In some cases, endometrial lesions can affect the gastrointestinal (GI) tract, leading to symptoms such as bloating, diarrhea, or constipation. If your symptoms suggest possible GI involvement, a gastroenterologist can evaluate and manage any related issues. They may perform additional tests, such as endoscopy or colonoscopy, to assess the GI tract and develop an appropriate treatment plan.
Similarly, endometriosis can impact the urinary system, causing symptoms like painful urination or blood in the urine. If you experience such urinary issues, a urologist can help diagnose and manage potential complications affecting the urinary tract. They have specialized expertise in treating conditions that affect the kidneys, bladder, and urinary passages.
Endometriosis is Serious

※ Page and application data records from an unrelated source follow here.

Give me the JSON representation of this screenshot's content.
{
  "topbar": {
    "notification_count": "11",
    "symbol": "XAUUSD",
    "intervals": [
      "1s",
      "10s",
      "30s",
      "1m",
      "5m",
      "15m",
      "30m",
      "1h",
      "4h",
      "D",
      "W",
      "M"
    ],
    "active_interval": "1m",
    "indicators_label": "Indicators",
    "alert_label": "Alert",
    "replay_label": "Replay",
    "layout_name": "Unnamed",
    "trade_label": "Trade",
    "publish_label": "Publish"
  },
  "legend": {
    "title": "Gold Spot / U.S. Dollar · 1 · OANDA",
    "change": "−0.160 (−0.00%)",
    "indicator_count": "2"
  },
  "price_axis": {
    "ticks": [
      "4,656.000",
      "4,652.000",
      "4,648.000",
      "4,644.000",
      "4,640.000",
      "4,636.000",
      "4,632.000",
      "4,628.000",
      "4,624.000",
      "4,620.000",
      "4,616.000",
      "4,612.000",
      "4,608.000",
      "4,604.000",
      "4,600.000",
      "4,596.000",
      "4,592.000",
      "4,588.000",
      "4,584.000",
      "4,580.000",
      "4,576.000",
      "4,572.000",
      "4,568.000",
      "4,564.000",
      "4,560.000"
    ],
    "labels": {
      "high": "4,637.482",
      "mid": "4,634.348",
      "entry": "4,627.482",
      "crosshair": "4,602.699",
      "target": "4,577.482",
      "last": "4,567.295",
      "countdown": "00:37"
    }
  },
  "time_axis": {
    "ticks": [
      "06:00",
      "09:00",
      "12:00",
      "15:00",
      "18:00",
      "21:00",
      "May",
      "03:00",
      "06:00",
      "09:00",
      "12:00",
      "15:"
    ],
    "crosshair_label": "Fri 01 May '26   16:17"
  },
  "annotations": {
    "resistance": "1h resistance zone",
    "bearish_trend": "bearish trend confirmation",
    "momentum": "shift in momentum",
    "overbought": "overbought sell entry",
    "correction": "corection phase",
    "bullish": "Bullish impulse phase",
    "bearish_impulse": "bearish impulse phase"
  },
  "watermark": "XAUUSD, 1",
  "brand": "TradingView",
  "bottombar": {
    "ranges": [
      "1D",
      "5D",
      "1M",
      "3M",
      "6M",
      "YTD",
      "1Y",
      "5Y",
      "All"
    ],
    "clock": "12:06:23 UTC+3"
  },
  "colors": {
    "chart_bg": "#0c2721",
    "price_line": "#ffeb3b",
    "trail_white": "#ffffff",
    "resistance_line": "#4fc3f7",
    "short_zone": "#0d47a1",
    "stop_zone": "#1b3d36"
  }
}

If you suspect you have endometriosis, it is crucial to seek medical attention promptly. The right doctor can make all the difference in accurately diagnosing and effectively managing this complex condition. Start with your primary care physician and then consult with a gynecologist for a thorough evaluation. Depending on your individual case and specific symptoms, you may require assistance from additional specialists such as gynecologic surgeons, reproductive endocrinologists, pain management specialists, gastroenterologists, and urologists. Remember that endometriosis is a manageable condition with the right medical support, so don’t hesitate to reach out for the care you need to improve your quality of life.